EXERCISE AIM » Only an exact repetition of every entry counts as the answer.

(Source records)
= = =

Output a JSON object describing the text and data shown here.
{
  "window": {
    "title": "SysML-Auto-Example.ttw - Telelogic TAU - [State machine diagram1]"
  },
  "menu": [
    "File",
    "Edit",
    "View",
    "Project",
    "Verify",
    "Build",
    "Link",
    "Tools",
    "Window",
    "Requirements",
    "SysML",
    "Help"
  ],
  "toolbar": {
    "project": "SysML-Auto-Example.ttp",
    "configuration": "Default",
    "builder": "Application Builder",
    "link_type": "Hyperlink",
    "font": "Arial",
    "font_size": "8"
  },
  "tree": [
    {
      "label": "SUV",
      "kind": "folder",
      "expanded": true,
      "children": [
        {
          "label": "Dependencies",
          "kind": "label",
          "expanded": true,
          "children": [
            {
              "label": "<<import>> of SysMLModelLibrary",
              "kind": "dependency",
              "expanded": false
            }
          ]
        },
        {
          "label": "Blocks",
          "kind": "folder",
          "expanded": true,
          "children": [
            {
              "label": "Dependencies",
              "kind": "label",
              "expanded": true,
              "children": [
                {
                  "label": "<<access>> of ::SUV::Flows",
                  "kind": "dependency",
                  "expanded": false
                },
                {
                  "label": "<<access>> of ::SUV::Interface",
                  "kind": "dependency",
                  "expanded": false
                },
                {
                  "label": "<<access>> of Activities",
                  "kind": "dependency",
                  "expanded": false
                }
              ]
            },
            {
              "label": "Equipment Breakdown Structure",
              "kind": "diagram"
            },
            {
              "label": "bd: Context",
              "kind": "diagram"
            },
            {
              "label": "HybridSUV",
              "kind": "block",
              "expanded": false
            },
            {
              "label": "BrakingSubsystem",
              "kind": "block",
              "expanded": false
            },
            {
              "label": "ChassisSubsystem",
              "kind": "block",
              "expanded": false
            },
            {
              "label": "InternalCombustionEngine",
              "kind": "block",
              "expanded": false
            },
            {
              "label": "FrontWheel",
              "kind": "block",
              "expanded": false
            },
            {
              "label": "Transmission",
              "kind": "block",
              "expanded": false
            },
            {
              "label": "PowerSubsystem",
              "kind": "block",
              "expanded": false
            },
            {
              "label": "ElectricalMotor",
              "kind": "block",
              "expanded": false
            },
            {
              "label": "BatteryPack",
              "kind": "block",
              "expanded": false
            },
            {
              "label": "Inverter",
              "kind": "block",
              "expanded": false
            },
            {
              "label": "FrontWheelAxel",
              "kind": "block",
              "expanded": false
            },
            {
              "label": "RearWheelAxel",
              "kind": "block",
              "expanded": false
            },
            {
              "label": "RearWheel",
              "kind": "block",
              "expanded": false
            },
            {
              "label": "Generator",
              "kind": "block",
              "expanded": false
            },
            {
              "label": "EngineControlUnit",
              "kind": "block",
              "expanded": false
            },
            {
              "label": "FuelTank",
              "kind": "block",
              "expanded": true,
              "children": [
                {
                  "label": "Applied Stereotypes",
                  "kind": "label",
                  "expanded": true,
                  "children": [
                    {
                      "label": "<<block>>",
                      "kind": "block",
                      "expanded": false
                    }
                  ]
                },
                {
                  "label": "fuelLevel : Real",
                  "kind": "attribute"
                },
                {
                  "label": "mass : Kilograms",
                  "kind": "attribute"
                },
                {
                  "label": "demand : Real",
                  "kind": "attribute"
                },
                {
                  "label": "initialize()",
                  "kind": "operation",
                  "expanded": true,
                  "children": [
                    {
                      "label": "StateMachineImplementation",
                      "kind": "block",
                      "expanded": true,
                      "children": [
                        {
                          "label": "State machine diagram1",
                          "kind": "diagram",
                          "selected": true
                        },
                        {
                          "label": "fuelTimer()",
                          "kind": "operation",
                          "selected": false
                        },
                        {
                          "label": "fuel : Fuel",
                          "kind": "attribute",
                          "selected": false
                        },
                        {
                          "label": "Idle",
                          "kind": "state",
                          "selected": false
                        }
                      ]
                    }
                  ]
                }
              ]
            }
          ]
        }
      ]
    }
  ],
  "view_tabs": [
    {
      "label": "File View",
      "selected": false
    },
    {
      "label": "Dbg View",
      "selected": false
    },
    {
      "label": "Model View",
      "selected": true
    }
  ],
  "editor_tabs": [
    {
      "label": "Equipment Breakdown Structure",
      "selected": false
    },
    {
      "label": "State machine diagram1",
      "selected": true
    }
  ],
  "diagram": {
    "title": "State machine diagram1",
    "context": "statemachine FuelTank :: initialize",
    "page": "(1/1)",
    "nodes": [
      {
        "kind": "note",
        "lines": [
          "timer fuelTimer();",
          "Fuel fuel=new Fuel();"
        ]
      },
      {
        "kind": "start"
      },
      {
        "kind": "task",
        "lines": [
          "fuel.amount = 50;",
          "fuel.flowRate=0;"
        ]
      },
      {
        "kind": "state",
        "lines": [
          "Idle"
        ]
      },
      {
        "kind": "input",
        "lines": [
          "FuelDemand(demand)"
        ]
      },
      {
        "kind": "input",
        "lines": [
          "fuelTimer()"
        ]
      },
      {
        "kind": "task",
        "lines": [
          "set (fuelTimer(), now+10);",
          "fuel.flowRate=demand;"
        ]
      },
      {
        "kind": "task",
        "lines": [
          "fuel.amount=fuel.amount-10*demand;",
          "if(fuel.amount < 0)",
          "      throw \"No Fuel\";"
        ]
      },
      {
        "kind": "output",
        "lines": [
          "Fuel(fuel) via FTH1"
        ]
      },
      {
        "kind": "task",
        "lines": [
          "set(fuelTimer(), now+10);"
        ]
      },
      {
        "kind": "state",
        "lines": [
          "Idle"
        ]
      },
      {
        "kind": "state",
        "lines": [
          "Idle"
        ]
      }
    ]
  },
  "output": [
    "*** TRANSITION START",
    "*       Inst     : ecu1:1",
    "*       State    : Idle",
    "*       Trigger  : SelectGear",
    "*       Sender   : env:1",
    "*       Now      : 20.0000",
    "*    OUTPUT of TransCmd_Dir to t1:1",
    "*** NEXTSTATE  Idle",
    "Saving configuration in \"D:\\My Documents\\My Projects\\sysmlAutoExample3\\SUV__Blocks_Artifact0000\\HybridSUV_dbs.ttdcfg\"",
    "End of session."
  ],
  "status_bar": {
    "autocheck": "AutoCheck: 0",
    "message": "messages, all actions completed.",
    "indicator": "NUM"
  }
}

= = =

RESPONSE TO THIS EXERCISE »
Output a JSON object describing the text and data shown here.
{
  "window": {
    "title": "SysML-Auto-Example.ttw - Telelogic TAU - [State machine diagram1]"
  },
  "menu": [
    "File",
    "Edit",
    "View",
    "Project",
    "Verify",
    "Build",
    "Link",
    "Tools",
    "Window",
    "Requirements",
    "SysML",
    "Help"
  ],
  "toolbar": {
    "project": "SysML-Auto-Example.ttp",
    "configuration": "Default",
    "builder": "Application Builder",
    "link_type": "Hyperlink",
    "font": "Arial",
    "font_size": "8"
  },
  "tree": [
    {
      "label": "SUV",
      "kind": "folder",
      "expanded": true,
      "children": [
        {
          "label": "Dependencies",
          "kind": "label",
          "expanded": true,
          "children": [
            {
              "label": "<<import>> of SysMLModelLibrary",
              "kind": "dependency",
              "expanded": false
            }
          ]
        },
        {
          "label": "Blocks",
          "kind": "folder",
          "expanded": true,
          "children": [
            {
              "label": "Dependencies",
              "kind": "label",
              "expanded": true,
              "children": [
                {
                  "label": "<<access>> of ::SUV::Flows",
                  "kind": "dependency",
                  "expanded": false
                },
                {
                  "label": "<<access>> of ::SUV::Interface",
                  "kind": "dependency",
                  "expanded": false
                },
                {
                  "label": "<<access>> of Activities",
                  "kind": "dependency",
                  "expanded": false
                }
              ]
            },
            {
              "label": "Equipment Breakdown Structure",
              "kind": "diagram"
            },
            {
              "label": "bd: Context",
              "kind": "diagram"
            },
            {
              "label": "HybridSUV",
              "kind": "block",
              "expanded": false
            },
            {
              "label": "BrakingSubsystem",
              "kind": "block",
              "expanded": false
            },
            {
              "label": "ChassisSubsystem",
              "kind": "block",
              "expanded": false
            },
            {
              "label": "InternalCombustionEngine",
              "kind": "block",
              "expanded": false
            },
            {
              "label": "FrontWheel",
              "kind": "block",
              "expanded": false
            },
            {
              "label": "Transmission",
              "kind": "block",
              "expanded": false
            },
            {
              "label": "PowerSubsystem",
              "kind": "block",
              "expanded": false
            },
            {
              "label": "ElectricalMotor",
              "kind": "block",
              "expanded": false
            },
            {
              "label": "BatteryPack",
              "kind": "block",
              "expanded": false
            },
            {
              "label": "Inverter",
              "kind": "block",
              "expanded": false
            },
            {
              "label": "FrontWheelAxel",
              "kind": "block",
              "expanded": false
            },
            {
              "label": "RearWheelAxel",
              "kind": "block",
              "expanded": false
            },
            {
              "label": "RearWheel",
              "kind": "block",
              "expanded": false
            },
            {
              "label": "Generator",
              "kind": "block",
              "expanded": false
            },
            {
              "label": "EngineControlUnit",
              "kind": "block",
              "expanded": false
            },
            {
              "label": "FuelTank",
              "kind": "block",
              "expanded": true,
              "children": [
                {
                  "label": "Applied Stereotypes",
                  "kind": "label",
                  "expanded": true,
                  "children": [
                    {
                      "label": "<<block>>",
                      "kind": "block",
                      "expanded": false
                    }
                  ]
                },
                {
                  "label": "fuelLevel : Real",
                  "kind": "attribute"
                },
                {
                  "label": "mass : Kilograms",
                  "kind": "attribute"
                },
                {
                  "label": "demand : Real",
                  "kind": "attribute"
                },
                {
                  "label": "initialize()",
                  "kind": "operation",
                  "expanded": true,
                  "children": [
                    {
                      "label": "StateMachineImplementation",
                      "kind": "block",
                      "expanded": true,
                      "children": [
                        {
                          "label": "State machine diagram1",
                          "kind": "diagram",
                          "selected": true
                        },
                        {
                          "label": "fuelTimer()",
                          "kind": "operation",
                          "selected": false
                        },
                        {
                          "label": "fuel : Fuel",
                          "kind": "attribute",
                          "selected": false
                        },
                        {
                          "label": "Idle",
                          "kind": "state",
                          "selected": false
                        }
                      ]
                    }
                  ]
                }
              ]
            }
          ]
        }
      ]
    }
  ],
  "view_tabs": [
    {
      "label": "File View",
      "selected": false
    },
    {
      "label": "Dbg View",
      "selected": false
    },
    {
      "label": "Model View",
      "selected": true
    }
  ],
  "editor_tabs": [
    {
      "label": "Equipment Breakdown Structure",
      "selected": false
    },
    {
      "label": "State machine diagram1",
      "selected": true
    }
  ],
  "diagram": {
    "title": "State machine diagram1",
    "context": "statemachine FuelTank :: initialize",
    "page": "(1/1)",
    "nodes": [
      {
        "kind": "note",
        "lines": [
          "timer fuelTimer();",
          "Fuel fuel=new Fuel();"
        ]
      },
      {
        "kind": "start"
      },
      {
        "kind": "task",
        "lines": [
          "fuel.amount = 50;",
          "fuel.flowRate=0;"
        ]
      },
      {
        "kind": "state",
        "lines": [
          "Idle"
        ]
      },
      {
        "kind": "input",
        "lines": [
          "FuelDemand(demand)"
        ]
      },
      {
        "kind": "input",
        "lines": [
          "fuelTimer()"
        ]
      },
      {
        "kind": "task",
        "lines": [
          "set (fuelTimer(), now+10);",
          "fuel.flowRate=demand;"
        ]
      },
      {
        "kind": "task",
        "lines": [
          "fuel.amount=fuel.amount-10*demand;",
          "if(fuel.amount < 0)",
          "      throw \"No Fuel\";"
        ]
      },
      {
        "kind": "output",
        "lines": [
          "Fuel(fuel) via FTH1"
        ]
      },
      {
        "kind": "task",
        "lines": [
          "set(fuelTimer(), now+10);"
        ]
      },
      {
        "kind": "state",
        "lines": [
          "Idle"
        ]
      },
      {
        "kind": "state",
        "lines": [
          "Idle"
        ]
      }
    ]
  },
  "output": [
    "*** TRANSITION START",
    "*       Inst     : ecu1:1",
    "*       State    : Idle",
    "*       Trigger  : SelectGear",
    "*       Sender   : env:1",
    "*       Now      : 20.0000",
    "*    OUTPUT of TransCmd_Dir to t1:1",
    "*** NEXTSTATE  Idle",
    "Saving configuration in \"D:\\My Documents\\My Projects\\sysmlAutoExample3\\SUV__Blocks_Artifact0000\\HybridSUV_dbs.ttdcfg\"",
    "End of session."
  ],
  "status_bar": {
    "autocheck": "AutoCheck: 0",
    "message": "messages, all actions completed.",
    "indicator": "NUM"
  }
}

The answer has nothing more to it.